• Exercise instructions
Check the records below line by line for the string "selfie". Give the number of lines that contain it and nothing else.

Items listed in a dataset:
- - -
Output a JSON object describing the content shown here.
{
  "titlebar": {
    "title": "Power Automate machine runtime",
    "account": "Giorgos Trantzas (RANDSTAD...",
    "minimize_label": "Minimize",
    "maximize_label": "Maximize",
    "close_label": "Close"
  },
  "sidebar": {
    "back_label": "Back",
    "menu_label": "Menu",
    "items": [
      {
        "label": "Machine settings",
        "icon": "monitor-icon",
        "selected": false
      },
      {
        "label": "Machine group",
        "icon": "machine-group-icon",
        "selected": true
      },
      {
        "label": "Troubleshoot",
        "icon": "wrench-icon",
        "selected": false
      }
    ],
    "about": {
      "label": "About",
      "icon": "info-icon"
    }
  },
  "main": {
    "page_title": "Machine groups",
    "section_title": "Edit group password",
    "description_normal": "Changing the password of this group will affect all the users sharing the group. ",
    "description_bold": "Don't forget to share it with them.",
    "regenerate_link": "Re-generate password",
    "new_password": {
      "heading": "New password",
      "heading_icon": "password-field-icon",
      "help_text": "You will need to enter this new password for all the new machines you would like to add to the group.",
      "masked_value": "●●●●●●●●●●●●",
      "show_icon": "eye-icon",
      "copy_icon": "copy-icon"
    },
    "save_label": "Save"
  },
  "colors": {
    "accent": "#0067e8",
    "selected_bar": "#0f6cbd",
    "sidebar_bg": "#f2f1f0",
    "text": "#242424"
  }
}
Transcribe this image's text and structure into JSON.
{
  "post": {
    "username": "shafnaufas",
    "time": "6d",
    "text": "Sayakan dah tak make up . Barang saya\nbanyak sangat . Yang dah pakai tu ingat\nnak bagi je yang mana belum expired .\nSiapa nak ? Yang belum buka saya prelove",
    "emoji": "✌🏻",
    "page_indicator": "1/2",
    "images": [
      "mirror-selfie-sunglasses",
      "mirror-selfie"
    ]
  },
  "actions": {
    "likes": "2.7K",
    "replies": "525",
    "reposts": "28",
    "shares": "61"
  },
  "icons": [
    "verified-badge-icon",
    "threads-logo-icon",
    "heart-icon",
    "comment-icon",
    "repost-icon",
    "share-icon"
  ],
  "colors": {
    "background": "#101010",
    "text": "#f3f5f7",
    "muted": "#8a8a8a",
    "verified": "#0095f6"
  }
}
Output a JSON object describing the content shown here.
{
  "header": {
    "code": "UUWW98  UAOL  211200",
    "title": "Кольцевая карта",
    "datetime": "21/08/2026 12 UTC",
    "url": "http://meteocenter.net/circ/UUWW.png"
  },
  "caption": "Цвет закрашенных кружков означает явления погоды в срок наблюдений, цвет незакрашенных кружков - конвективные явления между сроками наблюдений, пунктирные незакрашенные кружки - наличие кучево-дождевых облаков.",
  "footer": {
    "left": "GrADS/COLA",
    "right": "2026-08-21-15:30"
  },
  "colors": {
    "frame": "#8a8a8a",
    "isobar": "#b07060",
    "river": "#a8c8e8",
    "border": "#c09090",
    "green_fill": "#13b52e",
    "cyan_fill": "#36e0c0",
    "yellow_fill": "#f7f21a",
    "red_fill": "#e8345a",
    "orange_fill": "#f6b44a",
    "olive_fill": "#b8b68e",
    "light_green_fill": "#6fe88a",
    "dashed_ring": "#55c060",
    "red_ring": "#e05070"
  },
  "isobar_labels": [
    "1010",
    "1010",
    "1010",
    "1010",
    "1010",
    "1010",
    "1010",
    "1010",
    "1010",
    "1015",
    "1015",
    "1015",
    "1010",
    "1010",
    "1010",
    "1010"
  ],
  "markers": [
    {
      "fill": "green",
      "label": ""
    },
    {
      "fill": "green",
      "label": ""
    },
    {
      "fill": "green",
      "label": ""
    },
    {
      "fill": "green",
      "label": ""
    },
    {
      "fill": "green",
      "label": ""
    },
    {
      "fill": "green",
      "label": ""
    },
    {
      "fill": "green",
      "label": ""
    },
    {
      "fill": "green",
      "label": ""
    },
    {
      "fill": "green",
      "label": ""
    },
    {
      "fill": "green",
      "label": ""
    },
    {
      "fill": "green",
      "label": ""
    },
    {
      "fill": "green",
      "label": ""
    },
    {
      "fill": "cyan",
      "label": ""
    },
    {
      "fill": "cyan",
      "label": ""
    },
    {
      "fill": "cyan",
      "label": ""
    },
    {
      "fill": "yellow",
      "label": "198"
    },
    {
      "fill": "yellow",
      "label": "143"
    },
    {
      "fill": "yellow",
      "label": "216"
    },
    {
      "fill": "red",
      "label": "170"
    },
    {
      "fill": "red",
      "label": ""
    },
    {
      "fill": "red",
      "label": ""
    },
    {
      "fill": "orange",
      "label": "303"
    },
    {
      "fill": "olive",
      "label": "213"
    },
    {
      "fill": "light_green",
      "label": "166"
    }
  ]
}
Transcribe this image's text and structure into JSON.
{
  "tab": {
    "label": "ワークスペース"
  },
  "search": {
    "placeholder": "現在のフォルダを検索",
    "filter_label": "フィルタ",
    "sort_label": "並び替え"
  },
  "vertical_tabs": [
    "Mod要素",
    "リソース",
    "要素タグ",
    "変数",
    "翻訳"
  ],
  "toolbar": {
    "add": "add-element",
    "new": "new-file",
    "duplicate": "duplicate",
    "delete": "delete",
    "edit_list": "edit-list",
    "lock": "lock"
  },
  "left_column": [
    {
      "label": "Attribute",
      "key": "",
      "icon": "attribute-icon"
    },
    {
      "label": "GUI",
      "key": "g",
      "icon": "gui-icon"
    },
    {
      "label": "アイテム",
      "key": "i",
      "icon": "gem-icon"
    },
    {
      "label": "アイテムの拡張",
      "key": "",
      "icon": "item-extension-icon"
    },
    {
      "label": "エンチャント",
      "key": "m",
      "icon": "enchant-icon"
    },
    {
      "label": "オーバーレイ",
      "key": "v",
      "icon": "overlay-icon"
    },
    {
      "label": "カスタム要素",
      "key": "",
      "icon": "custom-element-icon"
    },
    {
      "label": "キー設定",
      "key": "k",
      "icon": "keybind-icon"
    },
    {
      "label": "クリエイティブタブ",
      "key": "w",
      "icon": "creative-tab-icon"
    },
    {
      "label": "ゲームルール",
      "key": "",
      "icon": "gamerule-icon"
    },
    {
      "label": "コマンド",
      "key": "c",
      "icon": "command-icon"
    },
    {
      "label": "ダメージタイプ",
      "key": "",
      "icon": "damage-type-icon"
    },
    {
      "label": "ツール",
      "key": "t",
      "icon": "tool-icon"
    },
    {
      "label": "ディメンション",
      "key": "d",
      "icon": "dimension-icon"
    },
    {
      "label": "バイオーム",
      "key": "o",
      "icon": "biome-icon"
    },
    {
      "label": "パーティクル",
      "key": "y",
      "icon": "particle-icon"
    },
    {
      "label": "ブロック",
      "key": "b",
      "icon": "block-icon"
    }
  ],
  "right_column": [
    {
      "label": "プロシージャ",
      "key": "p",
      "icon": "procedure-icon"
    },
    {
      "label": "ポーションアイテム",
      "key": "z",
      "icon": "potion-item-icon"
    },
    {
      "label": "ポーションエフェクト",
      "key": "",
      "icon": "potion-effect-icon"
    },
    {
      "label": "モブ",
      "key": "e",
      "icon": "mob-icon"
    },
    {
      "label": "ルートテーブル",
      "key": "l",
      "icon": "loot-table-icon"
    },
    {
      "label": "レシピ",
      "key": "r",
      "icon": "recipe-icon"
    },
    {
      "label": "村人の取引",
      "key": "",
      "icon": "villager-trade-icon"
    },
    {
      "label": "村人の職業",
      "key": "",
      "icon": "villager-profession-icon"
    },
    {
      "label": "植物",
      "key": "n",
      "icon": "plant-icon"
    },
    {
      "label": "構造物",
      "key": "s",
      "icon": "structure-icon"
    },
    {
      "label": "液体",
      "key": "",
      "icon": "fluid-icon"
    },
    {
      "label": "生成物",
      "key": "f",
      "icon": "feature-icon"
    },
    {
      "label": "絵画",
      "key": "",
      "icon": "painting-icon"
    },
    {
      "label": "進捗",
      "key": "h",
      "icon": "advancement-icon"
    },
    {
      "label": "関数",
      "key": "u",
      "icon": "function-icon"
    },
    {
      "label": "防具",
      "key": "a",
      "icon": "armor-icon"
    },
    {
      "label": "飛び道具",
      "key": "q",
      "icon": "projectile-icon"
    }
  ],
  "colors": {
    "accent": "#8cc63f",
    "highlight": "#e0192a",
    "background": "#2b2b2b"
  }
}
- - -
• Output
2